Who are these lucky companies? An Observer investigation found many of them are private equity, venture capital and sovereign wealth funds. Among the owners are the state of Qatarand the emirate of Abu Dhabi, whose care company in the UK, mostly investing in special schools, made 26.5% profits in 2022. Our government believes it is unacceptable for the Telegraph newspaper to be bought by the United Arab Emirates, but acceptable for essential public services to be owned for profit by this cluster of dictatorships.

Some of the providers are highly opaque, registered in overseas secrecy regimes, and largely inscrutable to those who might wish to discover whether their businesses are sustainable. In some cases, their business model looks like that of the privatised water companies: loading themselves with debt, sucking out profits and dividends, dumping risk, and creating what could be a highly unstable system. In some cases, their ability to service these debts relies on their enormous rates of profit. Were these to falter, they would collapse. Because a few large companies now dominate the sector, if one of them fails, the effect could be catastrophic for thousands of their “transferable assets”, known to you and me as children in care.

Who pays for these profits? Superficially, our local authorities – which, of course, means all of us. This month, two Northamptonshire councils revealed they are paying an average of £281,000 a year for each residential placement, or £5,400 a week. A direct comparison cannot be made, because many children in care have complex needs, but just by way of reference Eton’s eye-watering fees are £46,000 a year. This exacerbates the impacts of austerity: a combination of massive cuts to council budgets, the rising number of children in care and the stupendous profits being made by private operators are driving many local authorities to the verge of bankruptcy.

But those who pay the highest price are, of course, the children (alongside residential staff and foster carers, who are often ruthlessly exploited). The residential care business works in many cases like this: the companies rent, buy or build houses where land and property is cheapest, then offer slots to local authorities.

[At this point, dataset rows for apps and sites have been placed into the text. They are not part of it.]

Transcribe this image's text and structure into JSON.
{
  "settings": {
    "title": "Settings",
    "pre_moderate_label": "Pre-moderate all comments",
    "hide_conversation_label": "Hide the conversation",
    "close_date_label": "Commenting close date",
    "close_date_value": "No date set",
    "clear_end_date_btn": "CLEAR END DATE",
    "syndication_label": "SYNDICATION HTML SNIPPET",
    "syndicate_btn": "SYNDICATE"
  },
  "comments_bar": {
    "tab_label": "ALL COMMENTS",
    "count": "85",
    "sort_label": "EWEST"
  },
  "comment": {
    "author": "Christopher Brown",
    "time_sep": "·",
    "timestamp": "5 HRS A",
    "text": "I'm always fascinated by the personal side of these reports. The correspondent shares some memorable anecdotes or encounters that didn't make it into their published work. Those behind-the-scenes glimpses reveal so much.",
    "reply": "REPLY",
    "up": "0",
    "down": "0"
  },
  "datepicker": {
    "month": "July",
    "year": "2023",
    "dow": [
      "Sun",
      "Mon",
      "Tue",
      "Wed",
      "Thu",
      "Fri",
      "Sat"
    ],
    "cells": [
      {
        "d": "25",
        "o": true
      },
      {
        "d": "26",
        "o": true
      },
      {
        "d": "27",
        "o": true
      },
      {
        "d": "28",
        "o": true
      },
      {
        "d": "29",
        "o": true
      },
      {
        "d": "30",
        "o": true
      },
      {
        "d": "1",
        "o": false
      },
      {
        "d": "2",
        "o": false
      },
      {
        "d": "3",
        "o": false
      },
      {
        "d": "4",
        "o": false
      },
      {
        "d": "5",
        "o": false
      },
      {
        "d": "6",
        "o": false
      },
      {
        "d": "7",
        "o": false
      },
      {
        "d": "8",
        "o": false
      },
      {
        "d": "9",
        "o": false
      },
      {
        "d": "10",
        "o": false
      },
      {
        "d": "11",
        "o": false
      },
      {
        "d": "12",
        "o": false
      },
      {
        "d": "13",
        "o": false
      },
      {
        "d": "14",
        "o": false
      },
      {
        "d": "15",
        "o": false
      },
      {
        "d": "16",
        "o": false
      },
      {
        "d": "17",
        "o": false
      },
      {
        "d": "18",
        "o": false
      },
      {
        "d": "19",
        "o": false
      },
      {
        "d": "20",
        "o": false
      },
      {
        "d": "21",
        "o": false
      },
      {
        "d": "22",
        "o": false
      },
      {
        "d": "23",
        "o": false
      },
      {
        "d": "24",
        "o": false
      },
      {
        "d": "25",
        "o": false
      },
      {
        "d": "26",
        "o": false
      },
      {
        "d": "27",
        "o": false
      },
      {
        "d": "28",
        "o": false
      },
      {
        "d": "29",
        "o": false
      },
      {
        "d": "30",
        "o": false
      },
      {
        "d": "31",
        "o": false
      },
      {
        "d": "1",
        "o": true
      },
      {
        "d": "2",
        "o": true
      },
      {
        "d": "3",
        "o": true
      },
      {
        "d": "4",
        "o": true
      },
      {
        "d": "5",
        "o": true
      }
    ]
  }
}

Children are sometimes moved hundreds of miles, to where the cheap accommodation has been provided, breaking their bonds with siblings, friends, teachers, carers, therapists, courses and anything else familiar. Children in south Devon are being sent to Liverpool and Yorkshire, 300 miles away.

There are extreme cases, such as that of the 12-year-old “placed” (dumped would seem more appropriate) in a caravan on a campsite. Others have been “placed” in tents. Some private providers, once children enter residential care, offer a good service. But the model itself, which routinely rips children from their roots, severing belonging and trust, can nonetheless be devastating to their wellbeing. When children working with Sirona are suddenly moved out of the region to a residential home at the other end of the country, the engagement and trust the charity had begun to develop are snapped, and they are once more cut adrift.

The system is in crisis, but crisis is lucrative. The independent review of children’s social care, commissioned bythe government after repeated requests from local authorities and published in 2022,makes the crucial point that private providers can “refuse to engage” with attempts to rationalise the system, as they have no incentive to see it reformed. Perpetual chaos means they have councils over a barrel.

Systemic dysfunction forces local authorities to make expensive last-minute “spot purchases” of residential care, rather than, for example, building regional care cooperatives, which would forecast and absorb demand, investing in public or not-for-profit provision and enabling children to stay close to home. For this and many other reasons, the review concluded that “providing care for children should not be based on profit”. But the government won’t listen.

How could we have reached this point, in which the exchange of children for profit has been normalised and generalised? Well, by following the dominant, poisonous ideology of our times – neoliberalism – to its logical conclusion: that everything, regardless of inherent value, can be bought and sold.